[Materials provided — start]

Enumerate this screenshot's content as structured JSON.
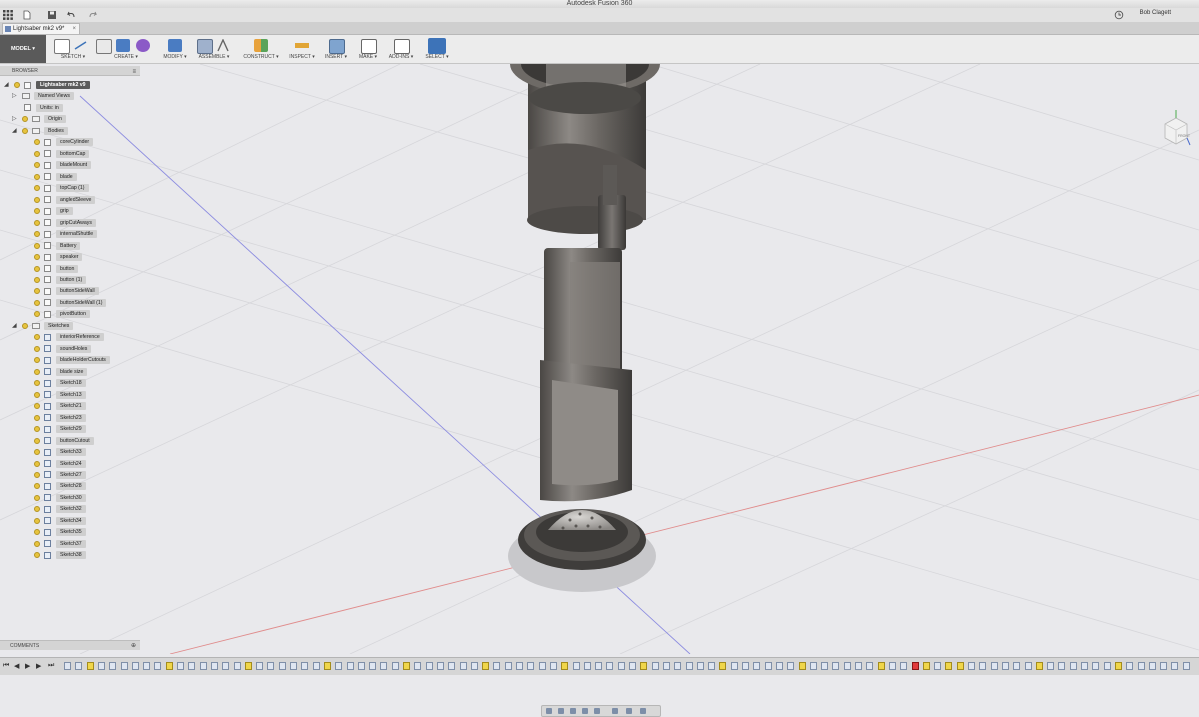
{
  "app": {
    "title": "Autodesk Fusion 360",
    "user": "Bob Clagett"
  },
  "document_tab": {
    "label": "Lightsaber mk2 v9*"
  },
  "toolbar": {
    "workspace": "MODEL",
    "groups": [
      {
        "label": "SKETCH ▾"
      },
      {
        "label": "CREATE ▾"
      },
      {
        "label": "MODIFY ▾"
      },
      {
        "label": "ASSEMBLE ▾"
      },
      {
        "label": "CONSTRUCT ▾"
      },
      {
        "label": "INSPECT ▾"
      },
      {
        "label": "INSERT ▾"
      },
      {
        "label": "MAKE ▾"
      },
      {
        "label": "ADD-INS ▾"
      },
      {
        "label": "SELECT ▾"
      }
    ]
  },
  "browser": {
    "title": "BROWSER",
    "root": "Lightsaber mk2 v9",
    "named_views": "Named Views",
    "units": "Units: in",
    "origin": "Origin",
    "bodies_folder": "Bodies",
    "bodies": [
      "coreCylinder",
      "bottomCap",
      "bladeMount",
      "blade",
      "topCap (1)",
      "angledSleeve",
      "grip",
      "gripCutAways",
      "internalShuttle",
      "Battery",
      "speaker",
      "button",
      "button (1)",
      "buttonSideWall",
      "buttonSideWall (1)",
      "pivotButton"
    ],
    "sketches_folder": "Sketches",
    "sketches": [
      "interiorReference",
      "soundHoles",
      "bladeHolderCutouts",
      "blade size",
      "Sketch18",
      "Sketch13",
      "Sketch21",
      "Sketch23",
      "Sketch29",
      "buttonCutout",
      "Sketch33",
      "Sketch24",
      "Sketch27",
      "Sketch28",
      "Sketch30",
      "Sketch32",
      "Sketch34",
      "Sketch35",
      "Sketch37",
      "Sketch38"
    ]
  },
  "comments": {
    "title": "COMMENTS"
  },
  "viewcube": {
    "face": "FRONT"
  },
  "colors": {
    "accent": "#3d73b8",
    "toolbar_bg": "#ececec",
    "workspace_btn": "#5a5a5a"
  }
}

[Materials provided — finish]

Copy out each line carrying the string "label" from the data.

* Exercise result
    "label": "Lightsaber mk2 v9*"
        "label": "SKETCH ▾"
        "label": "CREATE ▾"
        "label": "MODIFY ▾"
        "label": "ASSEMBLE ▾"
        "label": "CONSTRUCT ▾"
        "label": "INSPECT ▾"
        "label": "INSERT ▾"
        "label": "MAKE ▾"
        "label": "ADD-INS ▾"
        "label": "SELECT ▾"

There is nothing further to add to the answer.